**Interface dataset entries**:
- - - - -
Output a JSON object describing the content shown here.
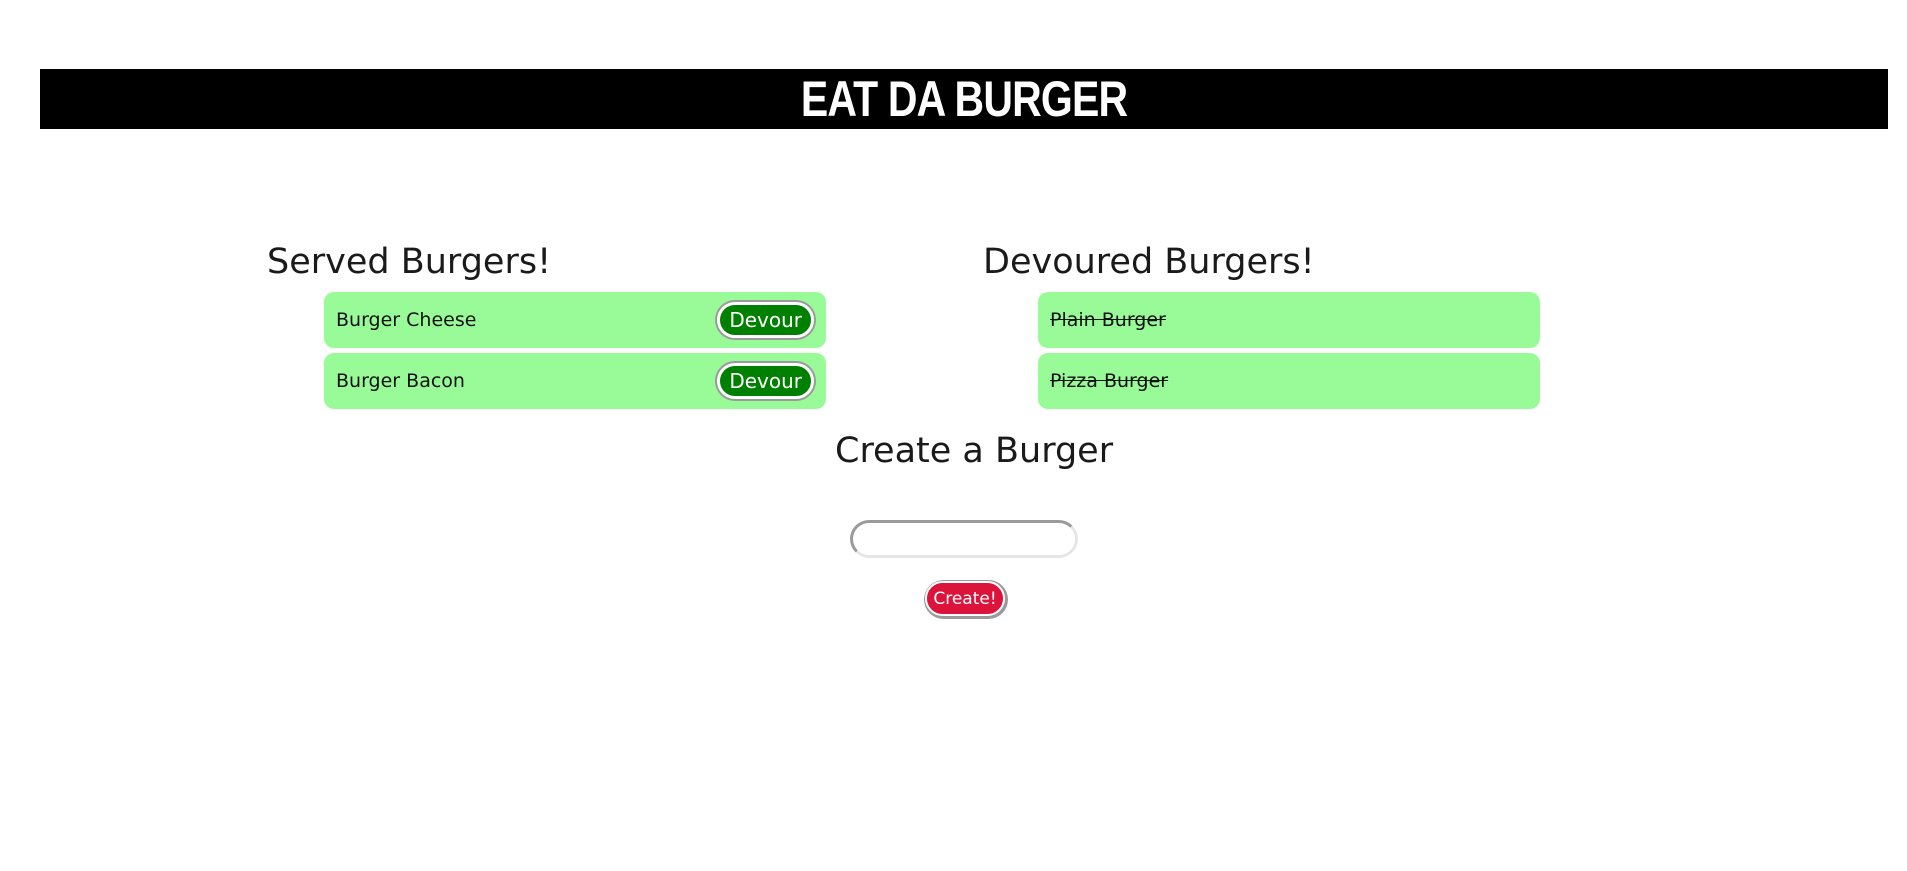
{
  "header": {
    "title": "EAT DA BURGER"
  },
  "served": {
    "heading": "Served Burgers!",
    "items": [
      {
        "name": "Burger Cheese",
        "button_label": "Devour"
      },
      {
        "name": "Burger Bacon",
        "button_label": "Devour"
      }
    ]
  },
  "devoured": {
    "heading": "Devoured Burgers!",
    "items": [
      {
        "name": "Plain Burger"
      },
      {
        "name": "Pizza Burger"
      }
    ]
  },
  "create": {
    "heading": "Create a Burger",
    "input_value": "",
    "button_label": "Create!"
  },
  "colors": {
    "banner": "#000000",
    "item_bg": "#98fb98",
    "devour_button": "#008000",
    "create_button": "#dc143c"
  }
}
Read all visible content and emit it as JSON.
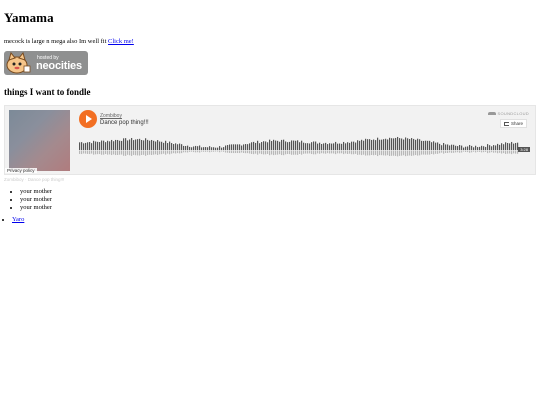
{
  "page": {
    "title": "Yamama",
    "tagline_text": "mecock is large n mega also Im well fit ",
    "tagline_link": "Click me!",
    "section_heading": "things I want to fondle"
  },
  "badge": {
    "line1": "hosted by",
    "line2": "neocities"
  },
  "player": {
    "artist": "Zombiboy",
    "track": "Dance pop thing!!!",
    "brand": "SOUNDCLOUD",
    "share_label": "Share",
    "duration": "3:28",
    "privacy": "Privacy policy",
    "accent_color": "#f26f23",
    "played_fraction": 0
  },
  "caption": "Zombiboy · Dance pop thing!!!",
  "list": {
    "items": [
      "your mother",
      "your mother",
      "your mother"
    ]
  },
  "links": {
    "items": [
      "Yaro"
    ]
  }
}
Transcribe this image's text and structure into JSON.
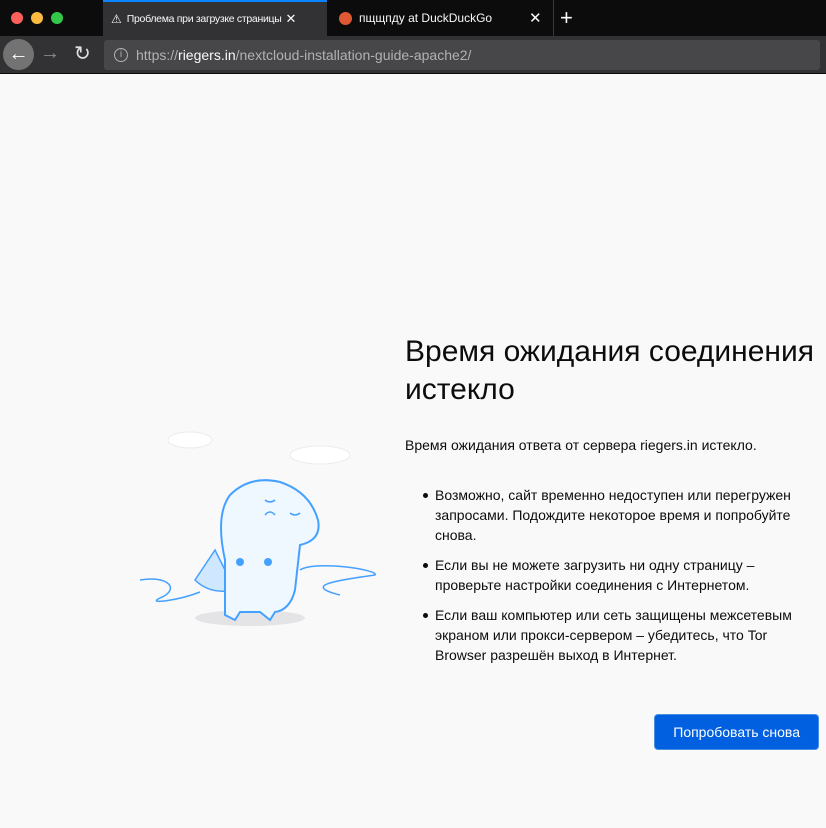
{
  "tabs": [
    {
      "title": "Проблема при загрузке страницы",
      "icon": "warning-icon"
    },
    {
      "title": "пщщпду at DuckDuckGo",
      "icon": "duckduckgo-icon"
    }
  ],
  "url": {
    "scheme": "https://",
    "host": "riegers.in",
    "path": "/nextcloud-installation-guide-apache2/"
  },
  "error": {
    "title": "Время ожидания соединения истекло",
    "description": "Время ожидания ответа от сервера riegers.in истекло.",
    "bullets": [
      "Возможно, сайт временно недоступен или перегружен запросами. Подождите некоторое время и попробуйте снова.",
      "Если вы не можете загрузить ни одну страницу – проверьте настройки соединения с Интернетом.",
      "Если ваш компьютер или сеть защищены межсетевым экраном или прокси-сервером – убедитесь, что Tor Browser разрешён выход в Интернет."
    ],
    "retry_label": "Попробовать снова"
  },
  "colors": {
    "accent": "#0060df",
    "tab_indicator": "#0a84ff"
  }
}
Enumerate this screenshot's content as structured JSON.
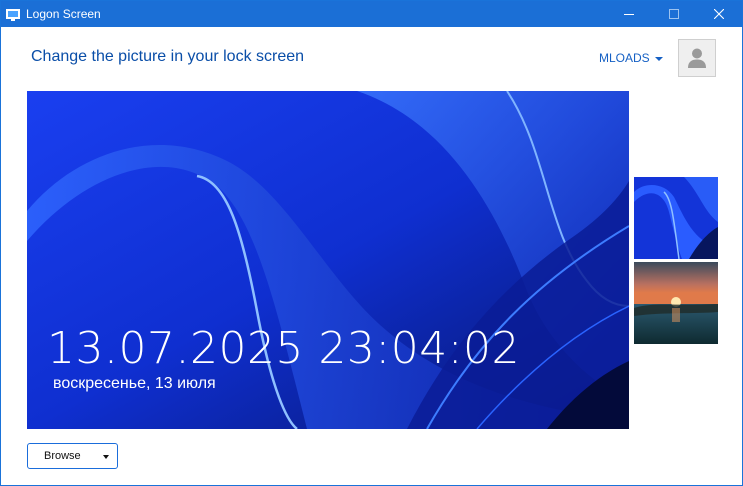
{
  "window": {
    "title": "Logon Screen"
  },
  "header": {
    "heading": "Change the picture in your lock screen",
    "user_name": "MLOADS"
  },
  "preview": {
    "time": "13.07.2025 23:04:02",
    "date": "воскресенье, 13 июля"
  },
  "thumbnails": [
    {
      "name": "blue-bloom-wallpaper"
    },
    {
      "name": "sunset-lake-wallpaper"
    }
  ],
  "actions": {
    "browse_label": "Browse"
  },
  "colors": {
    "titlebar": "#1b6fd6",
    "accent": "#1560c4",
    "heading": "#0a4ea8"
  }
}
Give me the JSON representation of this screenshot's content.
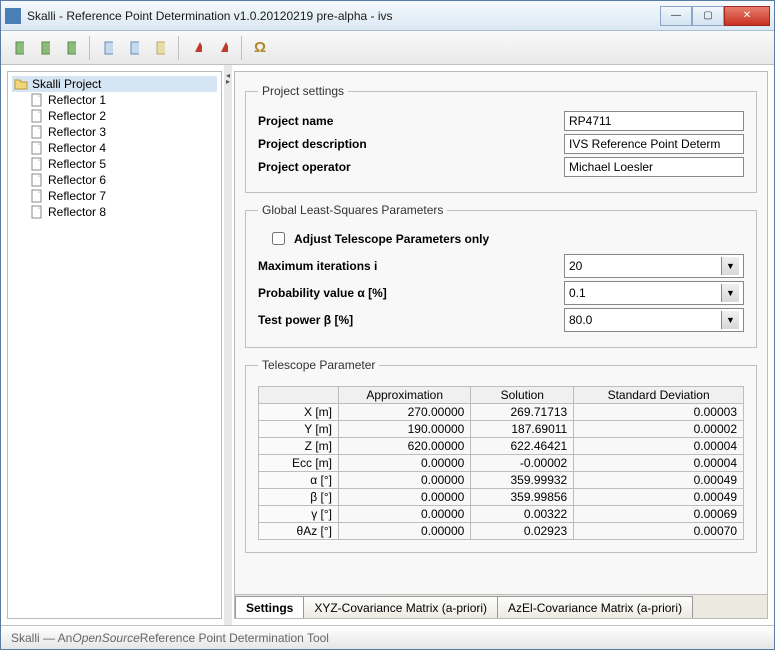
{
  "title": "Skalli - Reference Point Determination v1.0.20120219 pre-alpha - ivs",
  "tree": {
    "root": "Skalli Project",
    "items": [
      "Reflector 1",
      "Reflector 2",
      "Reflector 3",
      "Reflector 4",
      "Reflector 5",
      "Reflector 6",
      "Reflector 7",
      "Reflector 8"
    ]
  },
  "project": {
    "legend": "Project settings",
    "name_label": "Project name",
    "name_value": "RP4711",
    "desc_label": "Project description",
    "desc_value": "IVS Reference Point Determ",
    "operator_label": "Project operator",
    "operator_value": "Michael Loesler"
  },
  "glsp": {
    "legend": "Global Least-Squares Parameters",
    "adjust_label": "Adjust Telescope Parameters only",
    "maxiter_label": "Maximum iterations i",
    "maxiter_value": "20",
    "prob_label": "Probability value α [%]",
    "prob_value": "0.1",
    "power_label": "Test power β [%]",
    "power_value": "80.0"
  },
  "telescope": {
    "legend": "Telescope Parameter",
    "headers": {
      "approx": "Approximation",
      "solution": "Solution",
      "std": "Standard Deviation"
    },
    "rows": [
      {
        "label": "X [m]",
        "approx": "270.00000",
        "sol": "269.71713",
        "std": "0.00003"
      },
      {
        "label": "Y [m]",
        "approx": "190.00000",
        "sol": "187.69011",
        "std": "0.00002"
      },
      {
        "label": "Z [m]",
        "approx": "620.00000",
        "sol": "622.46421",
        "std": "0.00004"
      },
      {
        "label": "Ecc [m]",
        "approx": "0.00000",
        "sol": "-0.00002",
        "std": "0.00004"
      },
      {
        "label": "α [°]",
        "approx": "0.00000",
        "sol": "359.99932",
        "std": "0.00049"
      },
      {
        "label": "β [°]",
        "approx": "0.00000",
        "sol": "359.99856",
        "std": "0.00049"
      },
      {
        "label": "γ [°]",
        "approx": "0.00000",
        "sol": "0.00322",
        "std": "0.00069"
      },
      {
        "label": "θAz [°]",
        "approx": "0.00000",
        "sol": "0.02923",
        "std": "0.00070"
      }
    ]
  },
  "tabs": {
    "settings": "Settings",
    "xyz": "XYZ-Covariance Matrix (a-priori)",
    "azel": "AzEl-Covariance Matrix (a-priori)"
  },
  "status": {
    "pre": "Skalli — An ",
    "italic": "OpenSource",
    "post": " Reference Point Determination Tool"
  }
}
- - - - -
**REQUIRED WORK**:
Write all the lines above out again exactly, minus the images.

**RESULT FOR THIS EXERCISE**:
Output a JSON object describing the content shown here.
{
  "header": {
    "title": "EAT DA BURGER"
  },
  "served": {
    "heading": "Served Burgers!",
    "items": [
      {
        "name": "Burger Cheese",
        "button_label": "Devour"
      },
      {
        "name": "Burger Bacon",
        "button_label": "Devour"
      }
    ]
  },
  "devoured": {
    "heading": "Devoured Burgers!",
    "items": [
      {
        "name": "Plain Burger"
      },
      {
        "name": "Pizza Burger"
      }
    ]
  },
  "create": {
    "heading": "Create a Burger",
    "input_value": "",
    "button_label": "Create!"
  },
  "colors": {
    "banner": "#000000",
    "item_bg": "#98fb98",
    "devour_button": "#008000",
    "create_button": "#dc143c"
  }
}
Read all visible content and emit it as JSON.
{
  "page": {
    "title": "Yamama",
    "tagline_text": "mecock is large n mega also Im well fit ",
    "tagline_link": "Click me!",
    "section_heading": "things I want to fondle"
  },
  "badge": {
    "line1": "hosted by",
    "line2": "neocities"
  },
  "player": {
    "artist": "Zombiboy",
    "track": "Dance pop thing!!!",
    "brand": "SOUNDCLOUD",
    "share_label": "Share",
    "duration": "3:28",
    "privacy": "Privacy policy",
    "accent_color": "#f26f23",
    "played_fraction": 0
  },
  "caption": "Zombiboy · Dance pop thing!!!",
  "list": {
    "items": [
      "your mother",
      "your mother",
      "your mother"
    ]
  },
  "links": {
    "items": [
      "Yaro"
    ]
  }
}
Transcribe this image's text and structure into JSON.
{
  "tabs": [
    {
      "title": "Проблема при загрузке страницы",
      "icon": "warning-icon"
    },
    {
      "title": "пщщпду at DuckDuckGo",
      "icon": "duckduckgo-icon"
    }
  ],
  "url": {
    "scheme": "https://",
    "host": "riegers.in",
    "path": "/nextcloud-installation-guide-apache2/"
  },
  "error": {
    "title": "Время ожидания соединения истекло",
    "description": "Время ожидания ответа от сервера riegers.in истекло.",
    "bullets": [
      "Возможно, сайт временно недоступен или перегружен запросами. Подождите некоторое время и попробуйте снова.",
      "Если вы не можете загрузить ни одну страницу – проверьте настройки соединения с Интернетом.",
      "Если ваш компьютер или сеть защищены межсетевым экраном или прокси-сервером – убедитесь, что Tor Browser разрешён выход в Интернет."
    ],
    "retry_label": "Попробовать снова"
  },
  "colors": {
    "accent": "#0060df",
    "tab_indicator": "#0a84ff"
  }
}
Enumerate this screenshot's content as structured JSON.
{
  "window": {
    "title": "Logon Screen"
  },
  "header": {
    "heading": "Change the picture in your lock screen",
    "user_name": "MLOADS"
  },
  "preview": {
    "time": "13.07.2025 23:04:02",
    "date": "воскресенье, 13 июля"
  },
  "thumbnails": [
    {
      "name": "blue-bloom-wallpaper"
    },
    {
      "name": "sunset-lake-wallpaper"
    }
  ],
  "actions": {
    "browse_label": "Browse"
  },
  "colors": {
    "titlebar": "#1b6fd6",
    "accent": "#1560c4",
    "heading": "#0a4ea8"
  }
}
Give me the JSON representation of this screenshot's content.
{
  "title": "Skalli - Reference Point Determination v1.0.20120219 pre-alpha - ivs",
  "tree": {
    "root": "Skalli Project",
    "items": [
      "Reflector 1",
      "Reflector 2",
      "Reflector 3",
      "Reflector 4",
      "Reflector 5",
      "Reflector 6",
      "Reflector 7",
      "Reflector 8"
    ]
  },
  "project": {
    "legend": "Project settings",
    "name_label": "Project name",
    "name_value": "RP4711",
    "desc_label": "Project description",
    "desc_value": "IVS Reference Point Determ",
    "operator_label": "Project operator",
    "operator_value": "Michael Loesler"
  },
  "glsp": {
    "legend": "Global Least-Squares Parameters",
    "adjust_label": "Adjust Telescope Parameters only",
    "maxiter_label": "Maximum iterations i",
    "maxiter_value": "20",
    "prob_label": "Probability value α [%]",
    "prob_value": "0.1",
    "power_label": "Test power β [%]",
    "power_value": "80.0"
  },
  "telescope": {
    "legend": "Telescope Parameter",
    "headers": {
      "approx": "Approximation",
      "solution": "Solution",
      "std": "Standard Deviation"
    },
    "rows": [
      {
        "label": "X [m]",
        "approx": "270.00000",
        "sol": "269.71713",
        "std": "0.00003"
      },
      {
        "label": "Y [m]",
        "approx": "190.00000",
        "sol": "187.69011",
        "std": "0.00002"
      },
      {
        "label": "Z [m]",
        "approx": "620.00000",
        "sol": "622.46421",
        "std": "0.00004"
      },
      {
        "label": "Ecc [m]",
        "approx": "0.00000",
        "sol": "-0.00002",
        "std": "0.00004"
      },
      {
        "label": "α [°]",
        "approx": "0.00000",
        "sol": "359.99932",
        "std": "0.00049"
      },
      {
        "label": "β [°]",
        "approx": "0.00000",
        "sol": "359.99856",
        "std": "0.00049"
      },
      {
        "label": "γ [°]",
        "approx": "0.00000",
        "sol": "0.00322",
        "std": "0.00069"
      },
      {
        "label": "θAz [°]",
        "approx": "0.00000",
        "sol": "0.02923",
        "std": "0.00070"
      }
    ]
  },
  "tabs": {
    "settings": "Settings",
    "xyz": "XYZ-Covariance Matrix (a-priori)",
    "azel": "AzEl-Covariance Matrix (a-priori)"
  },
  "status": {
    "pre": "Skalli — An ",
    "italic": "OpenSource",
    "post": " Reference Point Determination Tool"
  }
}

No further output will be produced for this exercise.